“Innocent children and mothers are those paying heavily with their lives for non-signing of the bill. Despite attempts made by governments to address high mortality in Nigeria, daily morbidity and mortality rates remained high, due to lack of basic life-saving facilities,” she noted.
Experts argued that lack of validation of Clause III of the proposed bill has escalated the problem of patients’ rejection during emergencies and subsequent death, arguing that the provision of Clause III (Section 1) of NHB, which prohibits a healthcare provider or health establishment from refusing a person’s emergency medical treatment, would have addressed the issue if put in place.
Experts believe that Clause III of NHB, which reads in part: “No healthcare provider, health worker or health establishment shall refuse a person emergency medical treatment for any reason.
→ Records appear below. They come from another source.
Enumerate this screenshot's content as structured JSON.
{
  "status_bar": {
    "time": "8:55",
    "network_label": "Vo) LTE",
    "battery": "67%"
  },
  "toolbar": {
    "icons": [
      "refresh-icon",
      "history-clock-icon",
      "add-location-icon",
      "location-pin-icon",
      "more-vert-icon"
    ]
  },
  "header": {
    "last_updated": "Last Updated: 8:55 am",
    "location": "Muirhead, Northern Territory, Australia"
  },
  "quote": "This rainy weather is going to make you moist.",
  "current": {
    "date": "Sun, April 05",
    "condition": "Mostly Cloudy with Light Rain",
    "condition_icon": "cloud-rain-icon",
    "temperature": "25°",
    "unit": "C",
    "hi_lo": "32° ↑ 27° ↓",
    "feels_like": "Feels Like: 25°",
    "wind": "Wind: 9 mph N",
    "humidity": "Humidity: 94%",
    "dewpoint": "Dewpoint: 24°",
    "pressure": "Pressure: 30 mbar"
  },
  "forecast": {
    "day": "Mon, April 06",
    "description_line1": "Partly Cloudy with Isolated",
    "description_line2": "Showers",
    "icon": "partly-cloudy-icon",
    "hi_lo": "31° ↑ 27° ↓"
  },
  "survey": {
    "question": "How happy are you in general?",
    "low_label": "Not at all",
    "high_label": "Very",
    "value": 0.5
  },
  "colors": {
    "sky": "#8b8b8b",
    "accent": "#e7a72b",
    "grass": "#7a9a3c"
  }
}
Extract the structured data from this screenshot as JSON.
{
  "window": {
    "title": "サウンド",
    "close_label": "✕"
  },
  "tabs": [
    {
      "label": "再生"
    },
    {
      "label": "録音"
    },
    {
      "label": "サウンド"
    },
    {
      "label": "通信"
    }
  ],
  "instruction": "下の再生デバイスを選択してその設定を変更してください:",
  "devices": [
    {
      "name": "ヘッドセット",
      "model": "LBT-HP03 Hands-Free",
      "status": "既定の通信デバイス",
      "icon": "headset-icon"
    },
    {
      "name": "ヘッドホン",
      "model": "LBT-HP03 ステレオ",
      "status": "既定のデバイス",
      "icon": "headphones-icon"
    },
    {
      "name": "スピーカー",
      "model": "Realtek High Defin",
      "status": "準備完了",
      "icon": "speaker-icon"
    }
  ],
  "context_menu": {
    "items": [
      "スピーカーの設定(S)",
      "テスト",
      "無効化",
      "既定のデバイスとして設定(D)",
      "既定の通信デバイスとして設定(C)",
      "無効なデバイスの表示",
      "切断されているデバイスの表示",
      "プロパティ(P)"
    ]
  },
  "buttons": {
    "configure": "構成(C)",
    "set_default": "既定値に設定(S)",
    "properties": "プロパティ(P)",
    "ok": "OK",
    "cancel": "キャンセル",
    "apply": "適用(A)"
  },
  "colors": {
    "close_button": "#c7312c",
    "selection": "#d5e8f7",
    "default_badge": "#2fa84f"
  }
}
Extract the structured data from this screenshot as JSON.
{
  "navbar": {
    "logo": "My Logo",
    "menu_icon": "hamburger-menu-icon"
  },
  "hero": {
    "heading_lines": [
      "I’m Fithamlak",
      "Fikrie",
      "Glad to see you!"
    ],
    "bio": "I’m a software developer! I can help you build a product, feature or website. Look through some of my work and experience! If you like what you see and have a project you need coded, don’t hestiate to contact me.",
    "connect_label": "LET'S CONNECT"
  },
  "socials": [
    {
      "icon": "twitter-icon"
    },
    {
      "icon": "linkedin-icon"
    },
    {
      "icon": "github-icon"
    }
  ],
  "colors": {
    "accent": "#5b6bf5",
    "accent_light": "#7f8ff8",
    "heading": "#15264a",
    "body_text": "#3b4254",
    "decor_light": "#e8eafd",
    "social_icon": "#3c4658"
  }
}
Any person who contravenes this section is guilty of an offence and is liable on conviction to a fine of N10, 000.00 or to imprisonment for a period not exceeding three months or to both fine and imprisonment,” would stampede delay, which accounts for two per cent causes of maternal deaths in the country and increase access to medical emergency treatment of patients.
Tackling the issue of poor financing of the sector, which has left the country’s health sector in a comatose condition for years, Deputy Director, National Primary Health Care Development Agency (NPHCDA), Dr. Olalekan Olubajo said health financing is needed to turn the sector around as provided by Section 10 of the bill.
“Several studies, including DHS 2008 indicate that financial access is a major constraint to utilisation of health services by a large number of people in Nigeria, especially the lower income groups and major drivers of the inequalities observed among the various groups in Nigeria,” he said.
He noted that the provision of two per cent of the consolidated revenue of the federation- one per cent for health insurance, covering a minimum package of care and the remaining one per cent for the development of PHC would substantially reduce the level of financial access, hence the need for increased funding of the sector by the governments at all level as proposed in section 10 of the bill.
For many women, as stated by Olubajo, financial and physical barriers hinder access to health services with about 38 per cent of the highest quintile and 72 per cent of the lowest quintile lacking financial access. “The situation is worsened by limited coverage of insurance and prepayment schemes.”
He pointed out that gross inequities in health outcomes and access to preventive health services, which exist across socio-economic groups and geographic locations, including skilled birth attendants, Antenatal Care (ANC) visits, immunization, treatment of common ailments and nutritional status among others are the major problems NHB is poised to address, adding that there is an urgent need for healthcare financing to enable the socially-excluded persons access quality health service delivery in the country.
Meanwhile, as a way of achieving the desired goals in the country’s health sector, Nigerians across the country have recommended sustained advocacy for the presidential assent of the health bill, awareness creation to the Nigerian populace on the benefits of the health bill, inclusion of health on the concurrent list during the proposed constitutional review by the National Assembly (NASS), routine resource tracking of all health sector funds, establishment of guidance on fund utilisation based on evidence.
THE GUARDIAN NEWSPAPER